Entries from a dataset of interfaces:
☆ ☆ ☆

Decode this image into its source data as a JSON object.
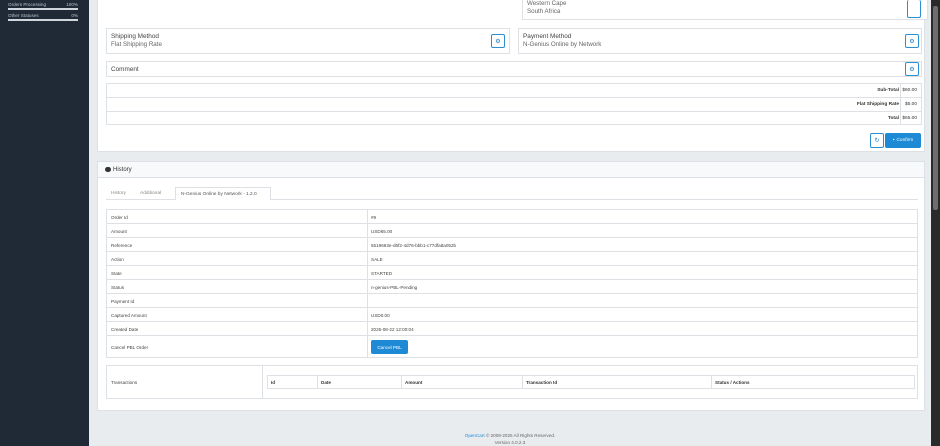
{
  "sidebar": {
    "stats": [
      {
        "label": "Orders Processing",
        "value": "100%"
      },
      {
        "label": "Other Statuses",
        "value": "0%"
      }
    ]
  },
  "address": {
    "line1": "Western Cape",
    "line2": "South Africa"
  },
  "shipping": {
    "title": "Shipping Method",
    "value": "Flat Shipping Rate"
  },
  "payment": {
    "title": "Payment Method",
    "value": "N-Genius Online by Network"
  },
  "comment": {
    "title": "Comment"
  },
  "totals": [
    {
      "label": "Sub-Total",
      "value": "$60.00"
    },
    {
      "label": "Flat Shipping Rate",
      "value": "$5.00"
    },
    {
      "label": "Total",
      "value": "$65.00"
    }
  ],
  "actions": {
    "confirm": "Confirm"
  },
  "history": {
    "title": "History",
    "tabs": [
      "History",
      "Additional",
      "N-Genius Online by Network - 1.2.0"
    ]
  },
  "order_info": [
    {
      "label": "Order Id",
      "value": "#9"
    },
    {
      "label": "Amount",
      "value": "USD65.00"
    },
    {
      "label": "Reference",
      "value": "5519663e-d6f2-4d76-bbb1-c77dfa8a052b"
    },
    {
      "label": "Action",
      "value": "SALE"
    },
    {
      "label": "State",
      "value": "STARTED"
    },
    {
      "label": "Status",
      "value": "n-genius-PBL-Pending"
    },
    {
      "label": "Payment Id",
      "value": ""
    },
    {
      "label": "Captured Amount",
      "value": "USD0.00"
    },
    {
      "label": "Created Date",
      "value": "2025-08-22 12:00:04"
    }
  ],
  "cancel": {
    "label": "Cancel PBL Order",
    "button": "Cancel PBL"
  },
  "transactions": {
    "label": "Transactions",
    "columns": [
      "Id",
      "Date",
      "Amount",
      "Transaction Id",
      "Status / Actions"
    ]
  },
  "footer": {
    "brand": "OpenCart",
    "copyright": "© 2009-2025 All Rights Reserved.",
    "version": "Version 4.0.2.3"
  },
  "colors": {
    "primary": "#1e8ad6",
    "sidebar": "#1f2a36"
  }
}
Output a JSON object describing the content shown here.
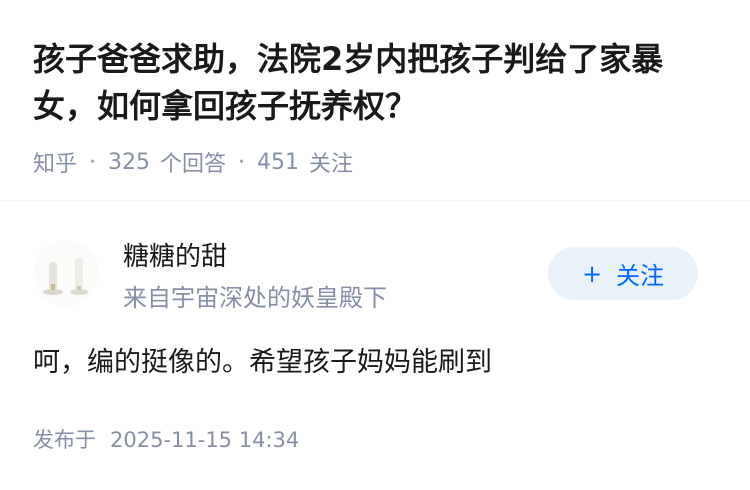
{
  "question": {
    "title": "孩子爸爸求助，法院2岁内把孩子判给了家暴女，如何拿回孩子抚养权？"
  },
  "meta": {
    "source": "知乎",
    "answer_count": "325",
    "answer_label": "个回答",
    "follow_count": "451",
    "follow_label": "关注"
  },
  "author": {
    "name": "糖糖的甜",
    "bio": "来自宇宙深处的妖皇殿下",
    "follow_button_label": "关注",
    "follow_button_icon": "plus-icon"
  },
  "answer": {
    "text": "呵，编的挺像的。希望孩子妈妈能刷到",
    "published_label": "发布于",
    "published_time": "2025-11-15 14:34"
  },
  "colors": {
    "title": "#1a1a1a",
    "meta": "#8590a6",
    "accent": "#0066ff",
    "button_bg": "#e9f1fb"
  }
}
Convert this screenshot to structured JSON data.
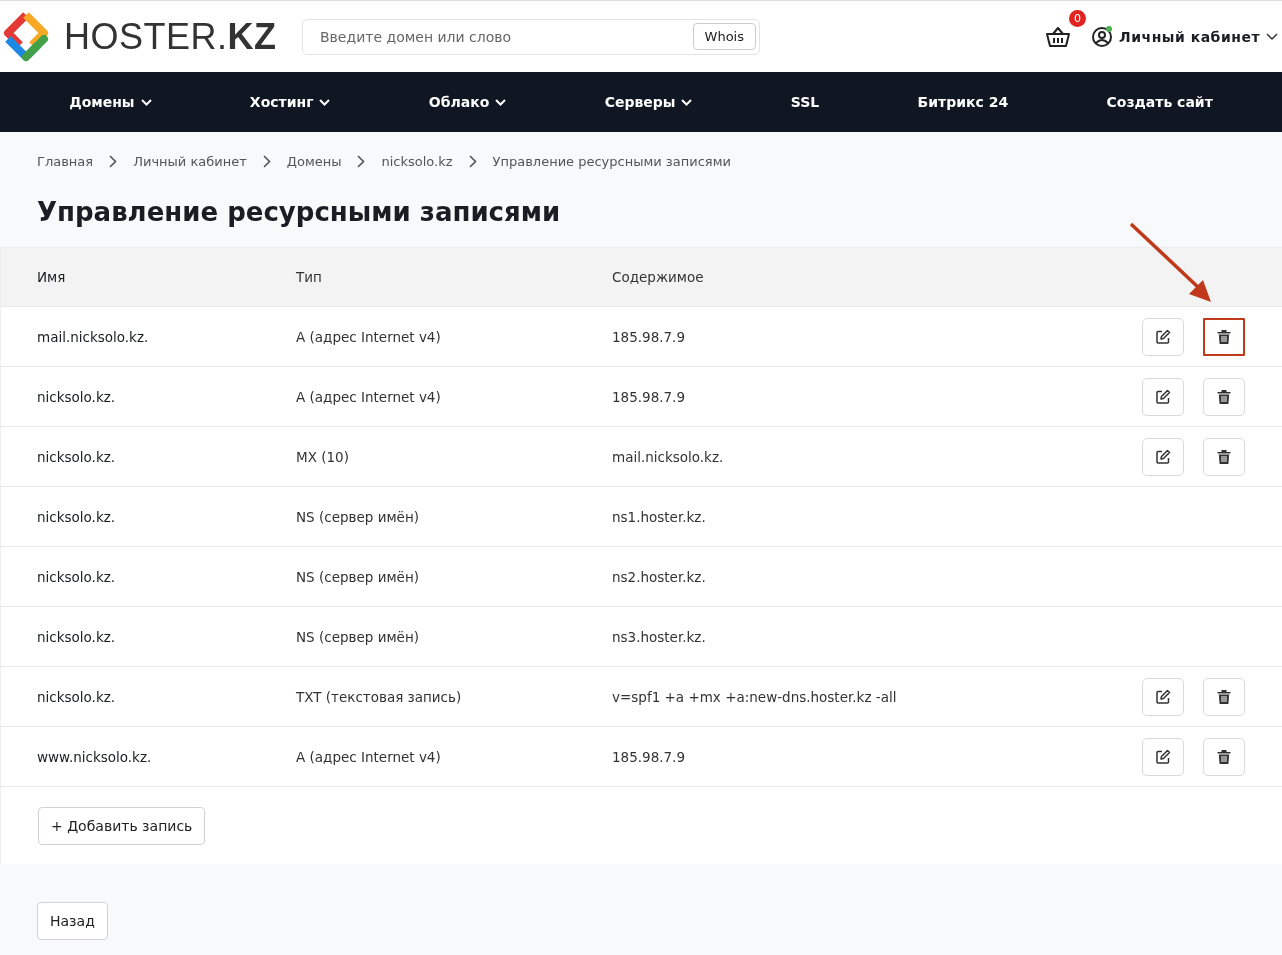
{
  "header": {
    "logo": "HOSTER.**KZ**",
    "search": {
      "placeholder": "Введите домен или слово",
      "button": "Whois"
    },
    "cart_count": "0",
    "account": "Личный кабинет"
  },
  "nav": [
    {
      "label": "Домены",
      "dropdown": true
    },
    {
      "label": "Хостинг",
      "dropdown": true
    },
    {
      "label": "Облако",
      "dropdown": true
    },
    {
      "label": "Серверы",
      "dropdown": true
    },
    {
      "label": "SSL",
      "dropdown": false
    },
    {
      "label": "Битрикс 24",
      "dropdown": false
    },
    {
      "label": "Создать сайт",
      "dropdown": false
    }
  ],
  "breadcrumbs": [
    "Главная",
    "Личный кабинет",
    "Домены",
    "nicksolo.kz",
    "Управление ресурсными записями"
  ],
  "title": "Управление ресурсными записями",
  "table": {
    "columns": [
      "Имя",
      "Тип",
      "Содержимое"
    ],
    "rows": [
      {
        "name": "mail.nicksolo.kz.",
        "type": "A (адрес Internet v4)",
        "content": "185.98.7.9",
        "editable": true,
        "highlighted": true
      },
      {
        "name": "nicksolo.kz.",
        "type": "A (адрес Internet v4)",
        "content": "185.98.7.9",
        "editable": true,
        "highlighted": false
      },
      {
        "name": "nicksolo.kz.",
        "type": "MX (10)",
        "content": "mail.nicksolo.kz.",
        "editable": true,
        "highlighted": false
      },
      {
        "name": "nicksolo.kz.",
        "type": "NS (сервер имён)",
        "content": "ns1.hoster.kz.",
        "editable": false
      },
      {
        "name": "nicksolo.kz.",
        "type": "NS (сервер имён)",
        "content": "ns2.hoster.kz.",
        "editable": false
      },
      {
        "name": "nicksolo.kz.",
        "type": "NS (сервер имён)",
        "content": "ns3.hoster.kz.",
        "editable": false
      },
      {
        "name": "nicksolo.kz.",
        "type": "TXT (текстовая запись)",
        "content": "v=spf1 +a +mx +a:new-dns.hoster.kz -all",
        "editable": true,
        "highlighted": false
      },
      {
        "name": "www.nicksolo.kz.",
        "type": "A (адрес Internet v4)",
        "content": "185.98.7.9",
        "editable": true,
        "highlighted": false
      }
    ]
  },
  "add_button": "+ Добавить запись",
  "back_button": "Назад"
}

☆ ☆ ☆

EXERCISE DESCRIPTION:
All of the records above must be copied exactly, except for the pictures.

OUTPUT OF THE TASK:
Decode this image into its source data as a JSON object.
{
  "sidebar": {
    "stats": [
      {
        "label": "Orders Processing",
        "value": "100%"
      },
      {
        "label": "Other Statuses",
        "value": "0%"
      }
    ]
  },
  "address": {
    "line1": "Western Cape",
    "line2": "South Africa"
  },
  "shipping": {
    "title": "Shipping Method",
    "value": "Flat Shipping Rate"
  },
  "payment": {
    "title": "Payment Method",
    "value": "N-Genius Online by Network"
  },
  "comment": {
    "title": "Comment"
  },
  "totals": [
    {
      "label": "Sub-Total",
      "value": "$60.00"
    },
    {
      "label": "Flat Shipping Rate",
      "value": "$5.00"
    },
    {
      "label": "Total",
      "value": "$65.00"
    }
  ],
  "actions": {
    "confirm": "Confirm"
  },
  "history": {
    "title": "History",
    "tabs": [
      "History",
      "Additional",
      "N-Genius Online by Network - 1.2.0"
    ]
  },
  "order_info": [
    {
      "label": "Order Id",
      "value": "#9"
    },
    {
      "label": "Amount",
      "value": "USD65.00"
    },
    {
      "label": "Reference",
      "value": "5519663e-d6f2-4d76-bbb1-c77dfa8a052b"
    },
    {
      "label": "Action",
      "value": "SALE"
    },
    {
      "label": "State",
      "value": "STARTED"
    },
    {
      "label": "Status",
      "value": "n-genius-PBL-Pending"
    },
    {
      "label": "Payment Id",
      "value": ""
    },
    {
      "label": "Captured Amount",
      "value": "USD0.00"
    },
    {
      "label": "Created Date",
      "value": "2025-08-22 12:00:04"
    }
  ],
  "cancel": {
    "label": "Cancel PBL Order",
    "button": "Cancel PBL"
  },
  "transactions": {
    "label": "Transactions",
    "columns": [
      "Id",
      "Date",
      "Amount",
      "Transaction Id",
      "Status / Actions"
    ]
  },
  "footer": {
    "brand": "OpenCart",
    "copyright": "© 2009-2025 All Rights Reserved.",
    "version": "Version 4.0.2.3"
  },
  "colors": {
    "primary": "#1e8ad6",
    "sidebar": "#1f2a36"
  }
}
Output a JSON object describing the content shown here.
{
  "question": {
    "title": "孩子爸爸求助，法院2岁内把孩子判给了家暴女，如何拿回孩子抚养权？"
  },
  "meta": {
    "source": "知乎",
    "answer_count": "325",
    "answer_label": "个回答",
    "follow_count": "451",
    "follow_label": "关注"
  },
  "author": {
    "name": "糖糖的甜",
    "bio": "来自宇宙深处的妖皇殿下",
    "follow_button_label": "关注",
    "follow_button_icon": "plus-icon"
  },
  "answer": {
    "text": "呵，编的挺像的。希望孩子妈妈能刷到",
    "published_label": "发布于",
    "published_time": "2025-11-15 14:34"
  },
  "colors": {
    "title": "#1a1a1a",
    "meta": "#8590a6",
    "accent": "#0066ff",
    "button_bg": "#e9f1fb"
  }
}
Convert this screenshot to structured JSON data.
{
  "header": {
    "logo": "HOSTER.**KZ**",
    "search": {
      "placeholder": "Введите домен или слово",
      "button": "Whois"
    },
    "cart_count": "0",
    "account": "Личный кабинет"
  },
  "nav": [
    {
      "label": "Домены",
      "dropdown": true
    },
    {
      "label": "Хостинг",
      "dropdown": true
    },
    {
      "label": "Облако",
      "dropdown": true
    },
    {
      "label": "Серверы",
      "dropdown": true
    },
    {
      "label": "SSL",
      "dropdown": false
    },
    {
      "label": "Битрикс 24",
      "dropdown": false
    },
    {
      "label": "Создать сайт",
      "dropdown": false
    }
  ],
  "breadcrumbs": [
    "Главная",
    "Личный кабинет",
    "Домены",
    "nicksolo.kz",
    "Управление ресурсными записями"
  ],
  "title": "Управление ресурсными записями",
  "table": {
    "columns": [
      "Имя",
      "Тип",
      "Содержимое"
    ],
    "rows": [
      {
        "name": "mail.nicksolo.kz.",
        "type": "A (адрес Internet v4)",
        "content": "185.98.7.9",
        "editable": true,
        "highlighted": true
      },
      {
        "name": "nicksolo.kz.",
        "type": "A (адрес Internet v4)",
        "content": "185.98.7.9",
        "editable": true,
        "highlighted": false
      },
      {
        "name": "nicksolo.kz.",
        "type": "MX (10)",
        "content": "mail.nicksolo.kz.",
        "editable": true,
        "highlighted": false
      },
      {
        "name": "nicksolo.kz.",
        "type": "NS (сервер имён)",
        "content": "ns1.hoster.kz.",
        "editable": false
      },
      {
        "name": "nicksolo.kz.",
        "type": "NS (сервер имён)",
        "content": "ns2.hoster.kz.",
        "editable": false
      },
      {
        "name": "nicksolo.kz.",
        "type": "NS (сервер имён)",
        "content": "ns3.hoster.kz.",
        "editable": false
      },
      {
        "name": "nicksolo.kz.",
        "type": "TXT (текстовая запись)",
        "content": "v=spf1 +a +mx +a:new-dns.hoster.kz -all",
        "editable": true,
        "highlighted": false
      },
      {
        "name": "www.nicksolo.kz.",
        "type": "A (адрес Internet v4)",
        "content": "185.98.7.9",
        "editable": true,
        "highlighted": false
      }
    ]
  },
  "add_button": "+ Добавить запись",
  "back_button": "Назад"
}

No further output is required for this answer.